External Workload: this can be measured in many ways, for example how many km you rode today, vertical metres climbed, VAM (how many metres you climbed / hour), time spent at >90%V02max, kJ burnt in today’s session and countless others. The total external load is a combination of both volume and intensity, and various metrics have been developed to measure this although no one metric captures it all.
Internal Workload: this is a measure of how hard you feel the session was. Typically, a metric is created for this by rating the session out of 10 for your perceived difficulty in completing the workout:
Training Stress Score (TSS) = Rate of Perceived Exertion (“RPE”) * Time (length of the session in minutes)
Internal load also includes things like life stress (again tough to measure but a highly stressful week always harms performance), and your internal physiological responses to life stress or physical training loads.
Both types of load are important. For external load training software can be helpful, otherwise you may need to select key features such as total ride time, or perhaps time in each training zone to create an external load metric. For internal load you need to rate the difficulty for each of your sessions and create the "TSS" metric as above. Once you start recording your data for every session then a calculation can be made to work out your acute workload and chronic workload. In research acute load is the sum of training metrics for the past 1 week, and chronic load the average weekly load from the past 4 weeks (although in coaching software an exponentially weighted 6-week average is more common, indicating that the metric takes biases the most recent training weeks more than the earlier training weeks).

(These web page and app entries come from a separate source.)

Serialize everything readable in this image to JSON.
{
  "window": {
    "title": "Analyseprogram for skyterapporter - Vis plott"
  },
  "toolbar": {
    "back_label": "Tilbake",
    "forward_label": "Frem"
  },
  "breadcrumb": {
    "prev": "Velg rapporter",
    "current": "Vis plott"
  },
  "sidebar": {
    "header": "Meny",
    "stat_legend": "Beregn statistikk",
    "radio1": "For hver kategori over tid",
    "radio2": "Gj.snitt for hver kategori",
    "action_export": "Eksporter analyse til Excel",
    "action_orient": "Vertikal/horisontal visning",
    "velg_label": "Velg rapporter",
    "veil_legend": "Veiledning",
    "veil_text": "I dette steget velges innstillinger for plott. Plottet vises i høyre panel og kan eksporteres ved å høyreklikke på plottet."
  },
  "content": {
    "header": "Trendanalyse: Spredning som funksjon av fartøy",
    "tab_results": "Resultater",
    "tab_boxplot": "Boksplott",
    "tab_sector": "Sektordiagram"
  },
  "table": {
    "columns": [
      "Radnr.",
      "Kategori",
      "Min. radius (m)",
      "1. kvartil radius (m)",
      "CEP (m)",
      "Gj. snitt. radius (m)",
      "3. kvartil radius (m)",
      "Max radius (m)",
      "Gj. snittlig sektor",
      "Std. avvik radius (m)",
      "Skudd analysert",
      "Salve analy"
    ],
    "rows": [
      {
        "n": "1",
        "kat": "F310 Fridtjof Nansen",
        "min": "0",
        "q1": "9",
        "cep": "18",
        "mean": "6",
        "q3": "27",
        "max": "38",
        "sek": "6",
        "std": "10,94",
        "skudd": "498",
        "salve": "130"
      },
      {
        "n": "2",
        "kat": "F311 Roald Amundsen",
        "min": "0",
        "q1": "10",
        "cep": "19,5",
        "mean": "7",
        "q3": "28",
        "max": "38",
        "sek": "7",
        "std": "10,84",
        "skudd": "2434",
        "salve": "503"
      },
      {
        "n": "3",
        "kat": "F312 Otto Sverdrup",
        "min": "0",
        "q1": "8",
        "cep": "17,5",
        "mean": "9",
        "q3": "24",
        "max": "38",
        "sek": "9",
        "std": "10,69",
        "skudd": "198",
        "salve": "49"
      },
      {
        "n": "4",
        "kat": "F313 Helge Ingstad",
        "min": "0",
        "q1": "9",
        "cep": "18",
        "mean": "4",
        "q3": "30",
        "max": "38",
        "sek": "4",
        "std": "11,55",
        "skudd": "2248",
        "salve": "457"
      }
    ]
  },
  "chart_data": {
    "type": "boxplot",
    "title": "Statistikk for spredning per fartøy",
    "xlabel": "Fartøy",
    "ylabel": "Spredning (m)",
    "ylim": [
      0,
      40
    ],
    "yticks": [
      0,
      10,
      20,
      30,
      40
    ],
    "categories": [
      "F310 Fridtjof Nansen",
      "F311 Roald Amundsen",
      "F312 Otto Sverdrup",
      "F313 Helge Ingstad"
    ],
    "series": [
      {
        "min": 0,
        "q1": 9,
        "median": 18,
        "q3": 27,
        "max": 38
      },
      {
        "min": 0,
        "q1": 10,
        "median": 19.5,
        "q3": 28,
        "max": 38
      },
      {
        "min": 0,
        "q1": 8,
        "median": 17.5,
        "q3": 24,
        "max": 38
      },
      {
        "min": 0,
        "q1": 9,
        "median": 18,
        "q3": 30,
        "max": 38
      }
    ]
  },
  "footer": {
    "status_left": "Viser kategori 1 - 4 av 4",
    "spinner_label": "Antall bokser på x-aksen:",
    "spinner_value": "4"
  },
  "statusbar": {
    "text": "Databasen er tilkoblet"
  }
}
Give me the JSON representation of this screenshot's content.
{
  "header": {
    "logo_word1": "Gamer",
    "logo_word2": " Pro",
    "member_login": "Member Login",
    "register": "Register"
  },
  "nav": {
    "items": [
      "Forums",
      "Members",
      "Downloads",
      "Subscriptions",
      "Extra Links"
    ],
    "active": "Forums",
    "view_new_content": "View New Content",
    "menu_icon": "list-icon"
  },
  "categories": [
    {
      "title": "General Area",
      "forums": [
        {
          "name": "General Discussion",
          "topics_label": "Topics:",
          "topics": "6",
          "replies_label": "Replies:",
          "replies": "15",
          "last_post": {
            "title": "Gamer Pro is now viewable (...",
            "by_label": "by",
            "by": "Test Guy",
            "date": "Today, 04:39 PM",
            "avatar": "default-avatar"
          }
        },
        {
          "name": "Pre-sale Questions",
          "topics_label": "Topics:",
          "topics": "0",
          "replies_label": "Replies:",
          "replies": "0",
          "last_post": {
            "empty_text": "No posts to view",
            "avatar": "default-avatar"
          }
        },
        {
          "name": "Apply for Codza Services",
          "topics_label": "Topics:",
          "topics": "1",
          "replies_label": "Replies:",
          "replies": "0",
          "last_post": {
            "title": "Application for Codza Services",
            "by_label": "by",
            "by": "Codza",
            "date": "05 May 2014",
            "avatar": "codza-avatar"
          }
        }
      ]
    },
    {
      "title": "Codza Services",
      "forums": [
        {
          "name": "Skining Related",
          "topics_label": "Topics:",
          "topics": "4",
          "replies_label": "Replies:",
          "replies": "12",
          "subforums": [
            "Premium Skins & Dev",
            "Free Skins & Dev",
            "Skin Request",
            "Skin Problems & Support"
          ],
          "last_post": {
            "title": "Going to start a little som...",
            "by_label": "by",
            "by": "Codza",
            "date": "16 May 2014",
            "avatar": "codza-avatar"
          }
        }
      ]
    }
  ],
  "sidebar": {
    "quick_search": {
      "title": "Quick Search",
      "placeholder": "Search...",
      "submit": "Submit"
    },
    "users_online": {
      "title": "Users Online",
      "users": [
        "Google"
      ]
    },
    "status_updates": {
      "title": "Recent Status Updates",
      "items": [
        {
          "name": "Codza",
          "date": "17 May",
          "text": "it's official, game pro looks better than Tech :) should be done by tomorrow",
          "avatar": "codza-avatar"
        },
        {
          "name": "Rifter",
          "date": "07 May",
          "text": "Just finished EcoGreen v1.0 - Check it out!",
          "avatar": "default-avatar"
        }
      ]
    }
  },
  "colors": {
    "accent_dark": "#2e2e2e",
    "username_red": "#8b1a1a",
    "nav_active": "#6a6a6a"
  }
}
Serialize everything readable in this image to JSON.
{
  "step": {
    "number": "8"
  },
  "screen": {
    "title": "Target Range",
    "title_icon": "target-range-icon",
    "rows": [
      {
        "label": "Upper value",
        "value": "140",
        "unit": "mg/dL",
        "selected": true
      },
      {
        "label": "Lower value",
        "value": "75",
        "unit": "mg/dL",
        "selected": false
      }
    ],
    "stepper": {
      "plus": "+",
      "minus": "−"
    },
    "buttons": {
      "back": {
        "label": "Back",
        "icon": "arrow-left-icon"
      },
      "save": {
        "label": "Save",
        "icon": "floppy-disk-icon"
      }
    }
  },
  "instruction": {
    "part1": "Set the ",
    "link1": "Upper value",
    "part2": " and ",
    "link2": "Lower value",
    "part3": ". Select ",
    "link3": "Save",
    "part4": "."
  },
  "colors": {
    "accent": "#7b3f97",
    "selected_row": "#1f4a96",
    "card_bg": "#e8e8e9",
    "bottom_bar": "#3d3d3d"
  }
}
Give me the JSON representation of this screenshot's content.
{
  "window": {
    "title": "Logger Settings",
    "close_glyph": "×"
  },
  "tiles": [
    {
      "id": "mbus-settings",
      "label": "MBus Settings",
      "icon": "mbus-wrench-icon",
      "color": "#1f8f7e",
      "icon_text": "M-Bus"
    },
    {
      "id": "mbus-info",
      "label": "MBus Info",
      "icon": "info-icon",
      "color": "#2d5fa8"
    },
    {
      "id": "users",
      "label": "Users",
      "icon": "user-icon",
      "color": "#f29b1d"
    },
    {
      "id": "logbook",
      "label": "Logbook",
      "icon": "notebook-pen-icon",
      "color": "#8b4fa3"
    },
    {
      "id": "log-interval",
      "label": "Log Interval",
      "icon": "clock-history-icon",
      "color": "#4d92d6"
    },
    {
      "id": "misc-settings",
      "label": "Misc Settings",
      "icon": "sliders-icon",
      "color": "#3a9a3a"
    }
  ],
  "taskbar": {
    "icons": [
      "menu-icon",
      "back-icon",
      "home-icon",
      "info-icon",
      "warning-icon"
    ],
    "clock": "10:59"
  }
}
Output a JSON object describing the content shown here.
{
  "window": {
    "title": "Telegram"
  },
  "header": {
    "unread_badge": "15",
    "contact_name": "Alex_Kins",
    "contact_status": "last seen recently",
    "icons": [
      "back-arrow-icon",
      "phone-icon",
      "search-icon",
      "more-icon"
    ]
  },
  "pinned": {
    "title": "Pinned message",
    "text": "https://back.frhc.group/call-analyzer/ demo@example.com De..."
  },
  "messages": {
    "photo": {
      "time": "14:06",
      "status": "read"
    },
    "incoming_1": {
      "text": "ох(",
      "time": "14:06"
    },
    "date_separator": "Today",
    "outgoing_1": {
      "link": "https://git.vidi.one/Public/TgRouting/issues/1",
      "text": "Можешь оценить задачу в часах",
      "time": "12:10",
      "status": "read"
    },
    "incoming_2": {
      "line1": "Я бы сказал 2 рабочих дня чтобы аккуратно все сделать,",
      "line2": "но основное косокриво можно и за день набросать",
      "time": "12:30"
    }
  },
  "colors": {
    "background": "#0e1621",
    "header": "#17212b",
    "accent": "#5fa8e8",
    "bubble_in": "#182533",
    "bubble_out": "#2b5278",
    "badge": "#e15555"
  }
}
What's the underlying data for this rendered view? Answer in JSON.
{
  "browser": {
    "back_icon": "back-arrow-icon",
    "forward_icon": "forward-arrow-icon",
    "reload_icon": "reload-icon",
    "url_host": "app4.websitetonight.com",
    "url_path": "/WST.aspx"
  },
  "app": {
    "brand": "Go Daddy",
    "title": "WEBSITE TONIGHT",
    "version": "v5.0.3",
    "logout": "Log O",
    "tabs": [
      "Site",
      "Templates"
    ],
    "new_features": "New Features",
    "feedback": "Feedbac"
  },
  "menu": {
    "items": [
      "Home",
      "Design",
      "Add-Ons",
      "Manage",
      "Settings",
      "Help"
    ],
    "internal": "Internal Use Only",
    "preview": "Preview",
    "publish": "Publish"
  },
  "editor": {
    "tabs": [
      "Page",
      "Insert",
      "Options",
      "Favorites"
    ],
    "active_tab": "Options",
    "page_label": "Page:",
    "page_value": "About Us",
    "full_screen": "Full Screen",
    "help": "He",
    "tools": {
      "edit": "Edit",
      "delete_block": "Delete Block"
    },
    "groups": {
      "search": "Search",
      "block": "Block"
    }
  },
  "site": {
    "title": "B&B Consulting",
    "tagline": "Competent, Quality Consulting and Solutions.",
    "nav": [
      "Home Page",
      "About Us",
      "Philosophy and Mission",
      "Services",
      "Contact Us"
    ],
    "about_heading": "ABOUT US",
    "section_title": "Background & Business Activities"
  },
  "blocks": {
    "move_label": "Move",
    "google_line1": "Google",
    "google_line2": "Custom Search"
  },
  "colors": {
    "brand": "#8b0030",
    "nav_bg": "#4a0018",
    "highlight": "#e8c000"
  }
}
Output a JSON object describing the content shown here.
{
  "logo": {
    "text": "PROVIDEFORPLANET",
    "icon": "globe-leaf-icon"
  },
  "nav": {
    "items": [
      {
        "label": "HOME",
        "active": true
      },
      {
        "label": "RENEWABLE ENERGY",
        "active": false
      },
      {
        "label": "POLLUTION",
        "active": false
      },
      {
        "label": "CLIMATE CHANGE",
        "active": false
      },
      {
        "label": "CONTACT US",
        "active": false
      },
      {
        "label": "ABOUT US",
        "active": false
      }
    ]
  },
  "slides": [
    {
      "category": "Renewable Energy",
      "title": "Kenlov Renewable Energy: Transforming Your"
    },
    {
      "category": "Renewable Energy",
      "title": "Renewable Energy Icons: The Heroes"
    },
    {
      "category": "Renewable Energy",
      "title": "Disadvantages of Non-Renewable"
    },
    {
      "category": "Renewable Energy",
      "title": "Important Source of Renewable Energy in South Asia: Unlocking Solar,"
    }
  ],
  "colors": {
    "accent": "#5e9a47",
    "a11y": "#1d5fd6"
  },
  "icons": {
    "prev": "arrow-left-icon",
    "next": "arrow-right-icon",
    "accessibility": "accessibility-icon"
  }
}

The acute:chronic workload ratio (ACWR) is then calculated (Hulin et al 2013). Obviously you need to have at least 4 weeks of training data to get this metric, so if you are starting back on the bike after a break then start really slowly. Avoid increasing more than 10-20% per week, especially in the first 4 weeks.
Once you get your first ACRW you can then begin to assess whether your training is too much or just right. Here’s the simple version of what you are looking for:
Ideally the ACWR sits between 0.8 – 1.3.
A ratio <1 would suggest you are having a recovery (easy) week or tapering for your race. This is good as every few weeks you should have a lighter deload week to freshen up and unsure your training is sustainable. It’s also a key part of freshening up for an important race. See my post here for how Grand Tour riders incorporate this into their seasons.
A ratio >1 would suggest that your last training week was a loading week to build fitness.
A ratio >1.5 has been associated with a significant increase in injury / illness risk.
If you use training software, then the “ramp rate” (how much the weekly load increased by) is also monitored. For experienced high-performance athletes who are constantly training near their capacity, the ramp rate is kept lower than for less experienced riders. A common exception regarding steep ramp rates is when you first start using a power meter and collecting data, in which case your starting value will 0 and there will be an initial period of constant positive ramp values which in time will level out. The ramp rate may be negative on occasion (for example after a big deload week or when you have time off (e.g. from illness or injury)) which is perfectly normal.
Managing your workload and exactly how to go about progressing it sensibly, sustainably, and optimally for performance is a real science and makes full use of modern data collection on and off the bike. Hopefully this overview has provided some insights. For a professional approach, engage the services of a cycle coach such as David Wadsworth from Cycle Physio Coaching, who additionally has the sports medicine background to truly appreciate the impact of training errors on injury and illness.
Gabbett T (2020): The Training-Performance Puzzle: How Can the Past Inform Future Training Directions? J Athl Training 55:874-884.
Hulin BT et al (2013): Spikes in acute workload are associated with increased injury risk in elite cricket fast bowlers. BJSM 708-712.